Records from a data source:
= = = = = = =

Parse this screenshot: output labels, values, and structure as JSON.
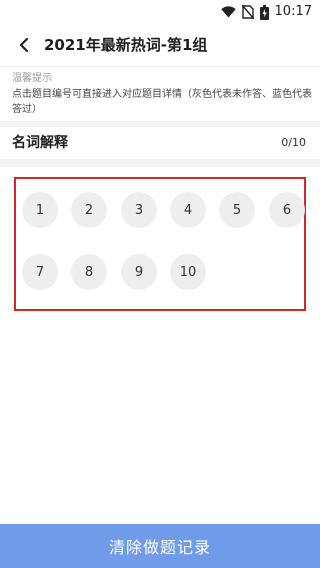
{
  "status_bar": {
    "time": "10:17",
    "icons": [
      "wifi-icon",
      "signal-no-sim-icon",
      "battery-charging-icon"
    ]
  },
  "header": {
    "title": "2021年最新热词-第1组",
    "back_icon": "arrow-left-icon"
  },
  "tip": {
    "title": "温馨提示",
    "text": "点击题目编号可直接进入对应题目详情（灰色代表未作答、蓝色代表答过）"
  },
  "section": {
    "title": "名词解释",
    "progress": "0/10"
  },
  "questions": {
    "q1": "1",
    "q2": "2",
    "q3": "3",
    "q4": "4",
    "q5": "5",
    "q6": "6",
    "q7": "7",
    "q8": "8",
    "q9": "9",
    "q10": "10",
    "unanswered_color": "#eeeeee",
    "answered_color": "#6f9be8"
  },
  "footer": {
    "clear_button_label": "清除做题记录"
  },
  "colors": {
    "accent": "#6f9be8",
    "highlight_border": "#d32626"
  }
}
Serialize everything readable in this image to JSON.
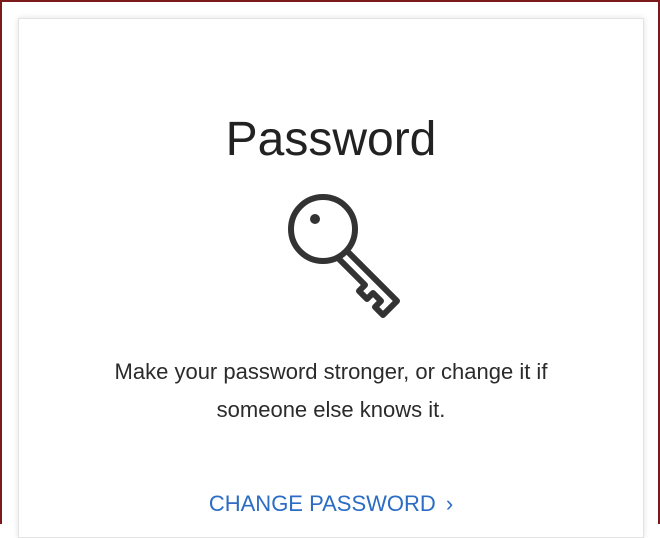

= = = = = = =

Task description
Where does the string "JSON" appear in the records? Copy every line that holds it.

Response to this task
Parse this screenshot: output labels, values, and structure as JSON.
Serialize everything readable in this image to JSON.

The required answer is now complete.